The visiting Saudis have also left no stone unturned in their preparation, paying handsomely to rent the Supachalasai Stadium for a week following their arrival – by private jet, no less – last Friday.
The Saudis will start as warm favourites but a Thailand side with little to lose are more than capable of pulling off what many would see as an upset win.
Expect the home side to play an up-tempo match where they look to pressure the visitors early with some aggressive pressing and then maintain possession through their neat midfield passing and with an advantage in terms of mobility and technical level.
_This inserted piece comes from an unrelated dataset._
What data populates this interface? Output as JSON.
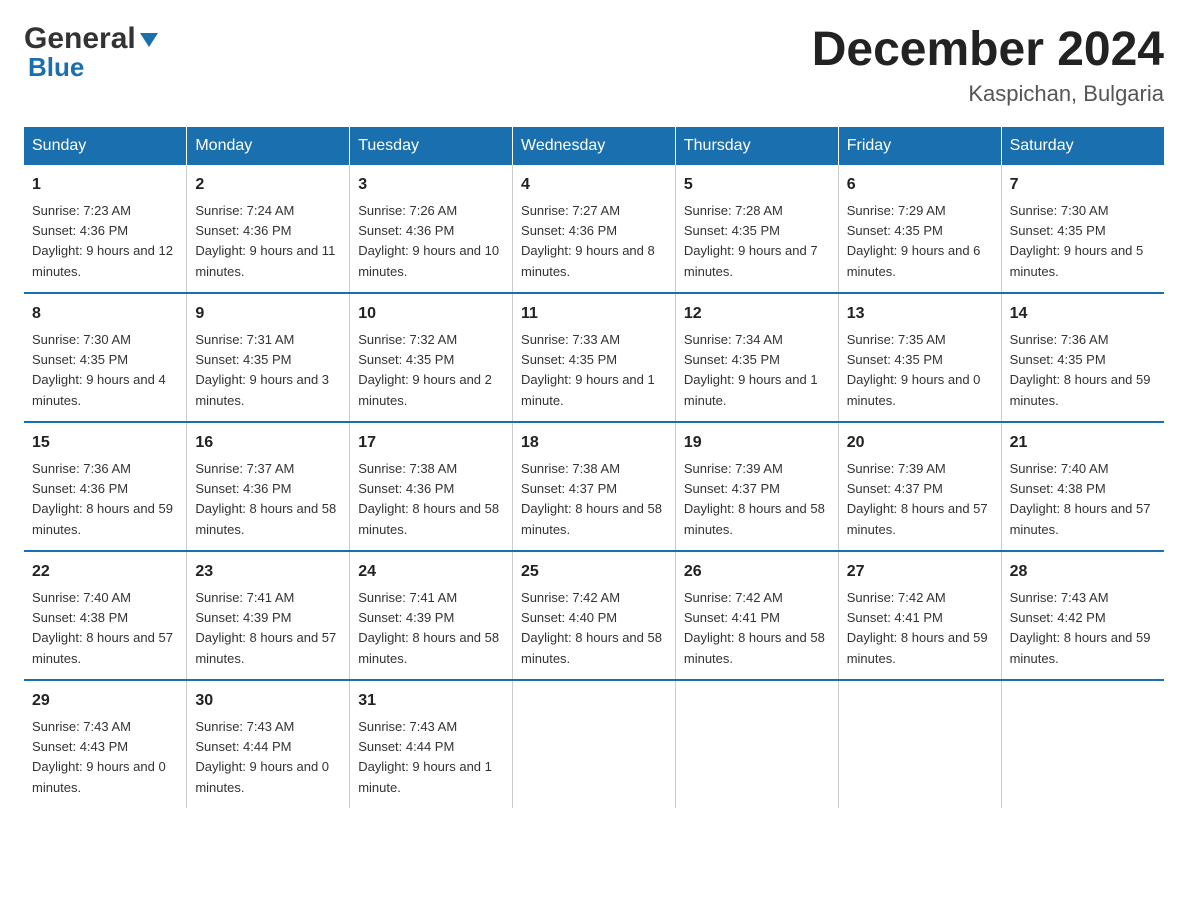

If they can match things with a physical Saudi side then this clash could well be a lot closer than many expect.